[Excerpts from an interface dataset]
_ _ _ _ _ _ _
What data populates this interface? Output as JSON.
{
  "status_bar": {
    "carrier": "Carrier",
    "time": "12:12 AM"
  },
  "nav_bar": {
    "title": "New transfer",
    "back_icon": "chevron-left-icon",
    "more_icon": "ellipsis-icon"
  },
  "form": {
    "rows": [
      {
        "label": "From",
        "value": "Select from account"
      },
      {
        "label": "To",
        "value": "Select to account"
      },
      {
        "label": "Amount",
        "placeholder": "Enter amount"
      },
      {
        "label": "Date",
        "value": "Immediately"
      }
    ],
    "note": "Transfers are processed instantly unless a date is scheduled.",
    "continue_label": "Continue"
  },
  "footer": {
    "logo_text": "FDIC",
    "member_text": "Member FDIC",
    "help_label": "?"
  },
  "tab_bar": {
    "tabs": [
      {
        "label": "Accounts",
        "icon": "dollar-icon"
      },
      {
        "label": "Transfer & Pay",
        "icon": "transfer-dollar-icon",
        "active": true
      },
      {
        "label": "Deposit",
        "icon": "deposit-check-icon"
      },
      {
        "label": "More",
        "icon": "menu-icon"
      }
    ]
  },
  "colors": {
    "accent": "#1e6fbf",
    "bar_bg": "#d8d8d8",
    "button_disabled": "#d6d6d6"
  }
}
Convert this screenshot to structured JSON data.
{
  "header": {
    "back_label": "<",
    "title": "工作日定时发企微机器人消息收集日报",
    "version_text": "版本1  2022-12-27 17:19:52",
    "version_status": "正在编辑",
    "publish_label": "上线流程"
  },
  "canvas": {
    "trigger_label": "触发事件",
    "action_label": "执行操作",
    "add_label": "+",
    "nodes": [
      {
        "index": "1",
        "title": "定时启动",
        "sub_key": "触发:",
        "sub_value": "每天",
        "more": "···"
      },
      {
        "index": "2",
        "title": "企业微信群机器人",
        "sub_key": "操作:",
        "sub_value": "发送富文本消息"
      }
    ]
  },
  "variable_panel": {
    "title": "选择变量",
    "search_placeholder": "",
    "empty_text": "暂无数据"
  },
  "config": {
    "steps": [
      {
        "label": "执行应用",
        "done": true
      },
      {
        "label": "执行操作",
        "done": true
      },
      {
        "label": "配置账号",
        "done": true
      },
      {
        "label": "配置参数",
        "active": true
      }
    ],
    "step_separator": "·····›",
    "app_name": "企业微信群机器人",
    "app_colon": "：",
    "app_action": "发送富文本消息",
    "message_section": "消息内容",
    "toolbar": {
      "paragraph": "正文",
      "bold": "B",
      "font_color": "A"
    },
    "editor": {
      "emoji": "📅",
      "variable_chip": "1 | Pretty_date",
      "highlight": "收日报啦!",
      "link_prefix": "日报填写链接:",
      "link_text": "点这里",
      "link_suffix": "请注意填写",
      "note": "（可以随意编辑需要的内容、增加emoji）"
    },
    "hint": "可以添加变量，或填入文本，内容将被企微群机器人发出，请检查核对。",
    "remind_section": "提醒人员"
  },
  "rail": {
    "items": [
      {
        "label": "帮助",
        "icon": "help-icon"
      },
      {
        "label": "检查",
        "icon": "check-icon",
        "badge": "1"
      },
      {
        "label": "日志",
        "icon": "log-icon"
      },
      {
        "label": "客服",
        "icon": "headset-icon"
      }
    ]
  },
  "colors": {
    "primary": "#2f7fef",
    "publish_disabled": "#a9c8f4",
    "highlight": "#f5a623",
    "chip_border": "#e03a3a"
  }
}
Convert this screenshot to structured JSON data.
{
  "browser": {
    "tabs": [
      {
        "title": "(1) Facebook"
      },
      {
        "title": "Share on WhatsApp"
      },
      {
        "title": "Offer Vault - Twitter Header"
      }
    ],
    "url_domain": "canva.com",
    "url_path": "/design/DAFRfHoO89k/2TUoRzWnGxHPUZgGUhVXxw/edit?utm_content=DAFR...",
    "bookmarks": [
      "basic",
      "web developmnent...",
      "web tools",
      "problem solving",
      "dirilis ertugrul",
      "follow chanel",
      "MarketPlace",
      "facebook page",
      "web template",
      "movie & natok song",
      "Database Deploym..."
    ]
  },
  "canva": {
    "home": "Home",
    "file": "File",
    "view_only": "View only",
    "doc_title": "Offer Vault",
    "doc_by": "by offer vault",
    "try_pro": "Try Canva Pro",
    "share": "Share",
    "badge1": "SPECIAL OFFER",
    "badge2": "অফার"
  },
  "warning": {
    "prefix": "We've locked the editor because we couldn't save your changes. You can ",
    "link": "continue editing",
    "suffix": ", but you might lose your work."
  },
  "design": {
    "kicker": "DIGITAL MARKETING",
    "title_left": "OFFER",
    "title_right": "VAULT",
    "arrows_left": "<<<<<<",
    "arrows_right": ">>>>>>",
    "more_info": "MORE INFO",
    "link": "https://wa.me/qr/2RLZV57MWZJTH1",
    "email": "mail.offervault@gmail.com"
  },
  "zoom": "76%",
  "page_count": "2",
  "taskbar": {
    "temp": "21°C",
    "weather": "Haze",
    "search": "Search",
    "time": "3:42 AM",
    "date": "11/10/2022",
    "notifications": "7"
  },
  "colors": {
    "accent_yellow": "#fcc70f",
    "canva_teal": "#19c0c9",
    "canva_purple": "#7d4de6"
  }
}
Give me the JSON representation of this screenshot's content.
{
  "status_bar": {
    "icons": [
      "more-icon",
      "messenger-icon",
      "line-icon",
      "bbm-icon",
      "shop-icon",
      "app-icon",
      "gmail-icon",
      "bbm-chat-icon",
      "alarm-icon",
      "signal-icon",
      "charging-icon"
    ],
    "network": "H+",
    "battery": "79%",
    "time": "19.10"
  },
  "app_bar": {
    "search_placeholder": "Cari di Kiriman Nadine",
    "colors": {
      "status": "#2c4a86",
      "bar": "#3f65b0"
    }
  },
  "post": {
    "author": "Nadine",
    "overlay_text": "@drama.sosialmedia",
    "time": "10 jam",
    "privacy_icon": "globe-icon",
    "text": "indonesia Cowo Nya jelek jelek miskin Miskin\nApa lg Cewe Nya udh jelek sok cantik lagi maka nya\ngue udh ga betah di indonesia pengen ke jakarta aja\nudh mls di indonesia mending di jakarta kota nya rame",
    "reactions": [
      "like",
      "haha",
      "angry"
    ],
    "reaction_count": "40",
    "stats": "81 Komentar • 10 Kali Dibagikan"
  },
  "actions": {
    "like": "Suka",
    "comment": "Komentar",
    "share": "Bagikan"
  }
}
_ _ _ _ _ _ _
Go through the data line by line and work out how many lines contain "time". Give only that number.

4